*** Begin section ***

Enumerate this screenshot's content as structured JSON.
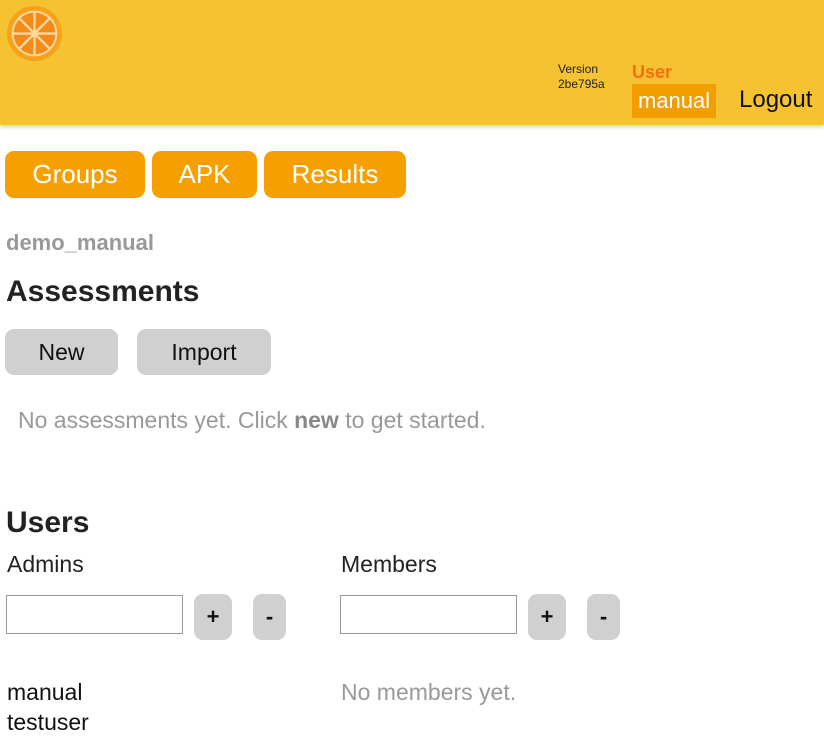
{
  "header": {
    "version_label": "Version",
    "version_hash": "2be795a",
    "user_label": "User",
    "user_name": "manual",
    "logout_label": "Logout"
  },
  "nav": {
    "groups_label": "Groups",
    "apk_label": "APK",
    "results_label": "Results"
  },
  "group": {
    "name": "demo_manual"
  },
  "assessments": {
    "heading": "Assessments",
    "new_label": "New",
    "import_label": "Import",
    "empty_prefix": "No assessments yet. Click ",
    "empty_keyword": "new",
    "empty_suffix": " to get started."
  },
  "users": {
    "heading": "Users",
    "admins_label": "Admins",
    "members_label": "Members",
    "add_label": "+",
    "remove_label": "-",
    "admin_input_value": "",
    "member_input_value": "",
    "admins": [
      "manual",
      "testuser"
    ],
    "no_members_text": "No members yet."
  },
  "colors": {
    "header_bg": "#f5c232",
    "accent_orange": "#f5a000",
    "user_label": "#f36f10",
    "button_grey": "#d0d0d0"
  }
}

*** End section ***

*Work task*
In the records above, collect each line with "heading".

*Answer to the exercise*
    "heading": "Assessments",
    "heading": "Users",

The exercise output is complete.